## Exercise details
Retype all of the records shown beneath this task, exactly as they stand.

## Dataset excerpts

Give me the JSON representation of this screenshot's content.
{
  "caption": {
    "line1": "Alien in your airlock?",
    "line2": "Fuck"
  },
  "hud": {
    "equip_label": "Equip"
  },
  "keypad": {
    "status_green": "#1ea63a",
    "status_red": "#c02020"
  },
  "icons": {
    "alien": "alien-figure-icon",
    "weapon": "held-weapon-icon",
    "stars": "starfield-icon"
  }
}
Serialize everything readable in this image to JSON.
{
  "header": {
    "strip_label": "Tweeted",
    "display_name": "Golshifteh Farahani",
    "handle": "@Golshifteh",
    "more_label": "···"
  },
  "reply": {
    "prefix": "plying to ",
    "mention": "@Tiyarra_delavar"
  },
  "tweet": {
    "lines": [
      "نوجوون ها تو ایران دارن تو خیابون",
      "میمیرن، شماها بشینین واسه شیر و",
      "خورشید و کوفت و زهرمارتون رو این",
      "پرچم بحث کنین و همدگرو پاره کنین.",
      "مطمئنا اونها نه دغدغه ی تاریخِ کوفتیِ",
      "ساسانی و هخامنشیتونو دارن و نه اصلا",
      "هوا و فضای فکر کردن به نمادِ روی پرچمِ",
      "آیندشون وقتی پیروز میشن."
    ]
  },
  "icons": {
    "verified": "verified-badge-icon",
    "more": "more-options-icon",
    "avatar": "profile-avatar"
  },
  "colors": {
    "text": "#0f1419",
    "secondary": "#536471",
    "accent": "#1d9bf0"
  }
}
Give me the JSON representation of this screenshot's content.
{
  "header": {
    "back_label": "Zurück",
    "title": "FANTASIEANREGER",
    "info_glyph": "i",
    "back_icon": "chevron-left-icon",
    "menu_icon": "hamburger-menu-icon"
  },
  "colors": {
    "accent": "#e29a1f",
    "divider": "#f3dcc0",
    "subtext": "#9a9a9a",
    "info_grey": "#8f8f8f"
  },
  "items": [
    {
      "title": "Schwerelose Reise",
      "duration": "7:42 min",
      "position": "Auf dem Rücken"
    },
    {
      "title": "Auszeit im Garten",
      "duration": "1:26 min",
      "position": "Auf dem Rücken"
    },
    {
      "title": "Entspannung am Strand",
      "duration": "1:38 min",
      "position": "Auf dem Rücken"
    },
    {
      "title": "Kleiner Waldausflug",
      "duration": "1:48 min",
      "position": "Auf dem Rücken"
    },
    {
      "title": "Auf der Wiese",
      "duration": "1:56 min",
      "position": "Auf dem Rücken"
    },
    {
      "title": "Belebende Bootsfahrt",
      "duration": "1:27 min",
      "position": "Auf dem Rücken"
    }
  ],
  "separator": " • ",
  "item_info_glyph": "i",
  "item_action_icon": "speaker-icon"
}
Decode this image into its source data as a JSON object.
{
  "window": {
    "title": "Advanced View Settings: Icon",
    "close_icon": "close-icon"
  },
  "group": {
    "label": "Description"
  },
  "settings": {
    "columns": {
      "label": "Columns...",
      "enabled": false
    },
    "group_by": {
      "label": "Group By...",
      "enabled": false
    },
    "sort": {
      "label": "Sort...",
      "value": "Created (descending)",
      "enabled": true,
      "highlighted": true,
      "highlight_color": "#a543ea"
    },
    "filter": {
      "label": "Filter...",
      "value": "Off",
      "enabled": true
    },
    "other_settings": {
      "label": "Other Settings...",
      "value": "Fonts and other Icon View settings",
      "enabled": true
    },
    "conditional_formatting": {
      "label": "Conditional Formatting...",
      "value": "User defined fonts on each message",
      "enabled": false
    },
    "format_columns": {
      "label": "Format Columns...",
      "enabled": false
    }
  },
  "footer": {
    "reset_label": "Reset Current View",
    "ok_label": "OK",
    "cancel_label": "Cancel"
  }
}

## Task output
Give me the JSON representation of this screenshot's content.
{
  "caption": {
    "line1": "Alien in your airlock?",
    "line2": "Fuck"
  },
  "hud": {
    "equip_label": "Equip"
  },
  "keypad": {
    "status_green": "#1ea63a",
    "status_red": "#c02020"
  },
  "icons": {
    "alien": "alien-figure-icon",
    "weapon": "held-weapon-icon",
    "stars": "starfield-icon"
  }
}
Serialize everything readable in this image to JSON.
{
  "header": {
    "strip_label": "Tweeted",
    "display_name": "Golshifteh Farahani",
    "handle": "@Golshifteh",
    "more_label": "···"
  },
  "reply": {
    "prefix": "plying to ",
    "mention": "@Tiyarra_delavar"
  },
  "tweet": {
    "lines": [
      "نوجوون ها تو ایران دارن تو خیابون",
      "میمیرن، شماها بشینین واسه شیر و",
      "خورشید و کوفت و زهرمارتون رو این",
      "پرچم بحث کنین و همدگرو پاره کنین.",
      "مطمئنا اونها نه دغدغه ی تاریخِ کوفتیِ",
      "ساسانی و هخامنشیتونو دارن و نه اصلا",
      "هوا و فضای فکر کردن به نمادِ روی پرچمِ",
      "آیندشون وقتی پیروز میشن."
    ]
  },
  "icons": {
    "verified": "verified-badge-icon",
    "more": "more-options-icon",
    "avatar": "profile-avatar"
  },
  "colors": {
    "text": "#0f1419",
    "secondary": "#536471",
    "accent": "#1d9bf0"
  }
}
Give me the JSON representation of this screenshot's content.
{
  "header": {
    "back_label": "Zurück",
    "title": "FANTASIEANREGER",
    "info_glyph": "i",
    "back_icon": "chevron-left-icon",
    "menu_icon": "hamburger-menu-icon"
  },
  "colors": {
    "accent": "#e29a1f",
    "divider": "#f3dcc0",
    "subtext": "#9a9a9a",
    "info_grey": "#8f8f8f"
  },
  "items": [
    {
      "title": "Schwerelose Reise",
      "duration": "7:42 min",
      "position": "Auf dem Rücken"
    },
    {
      "title": "Auszeit im Garten",
      "duration": "1:26 min",
      "position": "Auf dem Rücken"
    },
    {
      "title": "Entspannung am Strand",
      "duration": "1:38 min",
      "position": "Auf dem Rücken"
    },
    {
      "title": "Kleiner Waldausflug",
      "duration": "1:48 min",
      "position": "Auf dem Rücken"
    },
    {
      "title": "Auf der Wiese",
      "duration": "1:56 min",
      "position": "Auf dem Rücken"
    },
    {
      "title": "Belebende Bootsfahrt",
      "duration": "1:27 min",
      "position": "Auf dem Rücken"
    }
  ],
  "separator": " • ",
  "item_info_glyph": "i",
  "item_action_icon": "speaker-icon"
}
Decode this image into its source data as a JSON object.
{
  "window": {
    "title": "Advanced View Settings: Icon",
    "close_icon": "close-icon"
  },
  "group": {
    "label": "Description"
  },
  "settings": {
    "columns": {
      "label": "Columns...",
      "enabled": false
    },
    "group_by": {
      "label": "Group By...",
      "enabled": false
    },
    "sort": {
      "label": "Sort...",
      "value": "Created (descending)",
      "enabled": true,
      "highlighted": true,
      "highlight_color": "#a543ea"
    },
    "filter": {
      "label": "Filter...",
      "value": "Off",
      "enabled": true
    },
    "other_settings": {
      "label": "Other Settings...",
      "value": "Fonts and other Icon View settings",
      "enabled": true
    },
    "conditional_formatting": {
      "label": "Conditional Formatting...",
      "value": "User defined fonts on each message",
      "enabled": false
    },
    "format_columns": {
      "label": "Format Columns...",
      "enabled": false
    }
  },
  "footer": {
    "reset_label": "Reset Current View",
    "ok_label": "OK",
    "cancel_label": "Cancel"
  }
}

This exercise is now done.